**Data excerpts**
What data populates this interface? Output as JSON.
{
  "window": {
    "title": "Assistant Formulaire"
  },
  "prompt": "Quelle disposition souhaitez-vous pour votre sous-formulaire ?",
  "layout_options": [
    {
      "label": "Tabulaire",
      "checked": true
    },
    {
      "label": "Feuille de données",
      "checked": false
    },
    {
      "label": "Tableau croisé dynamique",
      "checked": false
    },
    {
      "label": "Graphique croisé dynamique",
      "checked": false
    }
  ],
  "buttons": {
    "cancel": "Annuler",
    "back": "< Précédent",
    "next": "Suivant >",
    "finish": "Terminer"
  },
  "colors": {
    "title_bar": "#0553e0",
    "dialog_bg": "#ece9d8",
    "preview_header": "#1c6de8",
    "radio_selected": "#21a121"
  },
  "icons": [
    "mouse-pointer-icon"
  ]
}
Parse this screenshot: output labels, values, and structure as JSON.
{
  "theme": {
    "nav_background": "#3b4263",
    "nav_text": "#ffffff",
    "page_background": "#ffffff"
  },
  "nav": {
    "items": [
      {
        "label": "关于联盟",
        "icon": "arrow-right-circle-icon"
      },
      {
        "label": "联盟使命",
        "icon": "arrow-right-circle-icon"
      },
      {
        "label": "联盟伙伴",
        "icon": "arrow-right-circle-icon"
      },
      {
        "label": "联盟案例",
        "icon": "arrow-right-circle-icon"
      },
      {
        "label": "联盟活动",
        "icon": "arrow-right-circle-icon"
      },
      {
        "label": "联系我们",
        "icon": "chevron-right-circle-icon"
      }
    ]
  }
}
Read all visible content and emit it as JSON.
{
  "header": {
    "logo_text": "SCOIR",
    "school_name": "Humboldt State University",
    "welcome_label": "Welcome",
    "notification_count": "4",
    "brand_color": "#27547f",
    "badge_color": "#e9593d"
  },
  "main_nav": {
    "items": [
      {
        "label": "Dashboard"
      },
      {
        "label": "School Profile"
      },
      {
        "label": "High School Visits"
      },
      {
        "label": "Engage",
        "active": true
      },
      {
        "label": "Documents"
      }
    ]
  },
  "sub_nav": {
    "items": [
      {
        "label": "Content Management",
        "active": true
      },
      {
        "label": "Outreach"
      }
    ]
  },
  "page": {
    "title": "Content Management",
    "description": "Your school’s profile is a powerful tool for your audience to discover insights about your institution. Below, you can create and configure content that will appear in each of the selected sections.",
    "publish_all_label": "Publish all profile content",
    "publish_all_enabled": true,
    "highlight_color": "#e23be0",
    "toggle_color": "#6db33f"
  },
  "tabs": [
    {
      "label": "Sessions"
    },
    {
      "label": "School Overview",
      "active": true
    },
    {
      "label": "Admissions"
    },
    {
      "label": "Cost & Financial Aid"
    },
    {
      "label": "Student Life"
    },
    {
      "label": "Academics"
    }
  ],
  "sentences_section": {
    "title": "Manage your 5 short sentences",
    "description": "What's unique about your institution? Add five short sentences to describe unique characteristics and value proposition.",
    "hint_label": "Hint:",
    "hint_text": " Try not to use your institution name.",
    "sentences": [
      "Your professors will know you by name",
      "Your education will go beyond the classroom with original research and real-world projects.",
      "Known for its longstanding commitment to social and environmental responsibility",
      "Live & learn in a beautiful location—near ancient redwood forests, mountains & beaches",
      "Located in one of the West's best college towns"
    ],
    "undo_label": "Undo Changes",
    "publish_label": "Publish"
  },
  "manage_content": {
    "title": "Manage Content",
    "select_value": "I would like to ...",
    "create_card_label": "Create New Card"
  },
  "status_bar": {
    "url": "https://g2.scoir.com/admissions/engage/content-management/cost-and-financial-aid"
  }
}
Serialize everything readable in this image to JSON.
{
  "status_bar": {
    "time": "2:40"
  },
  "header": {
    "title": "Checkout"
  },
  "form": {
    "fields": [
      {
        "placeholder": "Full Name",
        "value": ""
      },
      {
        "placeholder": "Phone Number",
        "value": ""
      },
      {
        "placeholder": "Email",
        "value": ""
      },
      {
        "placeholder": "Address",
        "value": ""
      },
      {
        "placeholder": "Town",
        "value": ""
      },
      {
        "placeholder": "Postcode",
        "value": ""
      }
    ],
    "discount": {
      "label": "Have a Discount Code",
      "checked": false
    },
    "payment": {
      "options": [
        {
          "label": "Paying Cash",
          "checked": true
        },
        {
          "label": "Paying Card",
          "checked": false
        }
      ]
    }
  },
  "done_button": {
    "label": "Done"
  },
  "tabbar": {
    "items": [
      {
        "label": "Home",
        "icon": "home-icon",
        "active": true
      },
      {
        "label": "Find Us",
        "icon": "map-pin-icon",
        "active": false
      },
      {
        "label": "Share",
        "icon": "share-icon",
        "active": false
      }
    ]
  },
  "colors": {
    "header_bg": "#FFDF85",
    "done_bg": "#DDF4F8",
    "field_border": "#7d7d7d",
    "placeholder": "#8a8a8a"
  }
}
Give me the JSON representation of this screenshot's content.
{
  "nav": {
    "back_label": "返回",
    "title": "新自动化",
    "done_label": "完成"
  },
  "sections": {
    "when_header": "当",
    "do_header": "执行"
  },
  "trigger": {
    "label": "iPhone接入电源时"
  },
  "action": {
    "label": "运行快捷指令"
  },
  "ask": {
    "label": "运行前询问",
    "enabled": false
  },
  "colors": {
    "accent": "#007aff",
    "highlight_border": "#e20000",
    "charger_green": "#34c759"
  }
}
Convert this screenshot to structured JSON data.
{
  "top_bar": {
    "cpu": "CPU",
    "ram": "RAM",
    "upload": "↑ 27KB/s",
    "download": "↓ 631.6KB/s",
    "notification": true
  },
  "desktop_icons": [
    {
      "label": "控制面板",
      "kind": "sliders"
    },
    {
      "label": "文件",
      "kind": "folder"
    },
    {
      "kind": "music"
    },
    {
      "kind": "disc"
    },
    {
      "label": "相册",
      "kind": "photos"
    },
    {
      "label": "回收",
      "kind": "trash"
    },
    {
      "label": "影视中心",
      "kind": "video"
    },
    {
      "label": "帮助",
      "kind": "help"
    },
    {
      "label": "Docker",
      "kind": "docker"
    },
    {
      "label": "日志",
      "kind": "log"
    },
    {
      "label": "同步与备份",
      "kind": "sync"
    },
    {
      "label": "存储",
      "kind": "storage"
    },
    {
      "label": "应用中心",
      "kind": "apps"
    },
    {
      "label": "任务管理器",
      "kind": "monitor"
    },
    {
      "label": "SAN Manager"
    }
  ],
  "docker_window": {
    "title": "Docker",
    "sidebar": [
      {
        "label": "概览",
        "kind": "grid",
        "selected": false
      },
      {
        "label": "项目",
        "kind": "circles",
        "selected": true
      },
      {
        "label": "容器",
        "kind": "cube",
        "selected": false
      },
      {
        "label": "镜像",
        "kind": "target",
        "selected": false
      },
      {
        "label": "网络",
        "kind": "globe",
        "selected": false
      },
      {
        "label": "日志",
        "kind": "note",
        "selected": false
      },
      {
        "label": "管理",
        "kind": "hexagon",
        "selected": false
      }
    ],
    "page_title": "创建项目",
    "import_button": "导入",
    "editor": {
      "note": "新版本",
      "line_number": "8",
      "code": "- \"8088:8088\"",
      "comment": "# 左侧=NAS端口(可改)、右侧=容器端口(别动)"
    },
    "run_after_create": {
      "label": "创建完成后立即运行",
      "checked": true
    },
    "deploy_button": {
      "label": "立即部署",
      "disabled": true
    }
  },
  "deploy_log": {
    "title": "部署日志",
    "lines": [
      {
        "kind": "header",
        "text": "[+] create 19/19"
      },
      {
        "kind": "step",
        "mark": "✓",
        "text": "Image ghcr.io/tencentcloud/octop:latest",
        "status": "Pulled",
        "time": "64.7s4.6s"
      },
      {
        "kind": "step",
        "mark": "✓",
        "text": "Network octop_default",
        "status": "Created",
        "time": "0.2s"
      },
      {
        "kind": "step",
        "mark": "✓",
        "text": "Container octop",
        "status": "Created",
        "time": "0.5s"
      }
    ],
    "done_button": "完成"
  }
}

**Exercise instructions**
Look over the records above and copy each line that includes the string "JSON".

**Final answer**
What data populates this interface? Output as JSON.
Parse this screenshot: output labels, values, and structure as JSON.
Read all visible content and emit it as JSON.
Serialize everything readable in this image to JSON.
Give me the JSON representation of this screenshot's content.
Convert this screenshot to structured JSON data.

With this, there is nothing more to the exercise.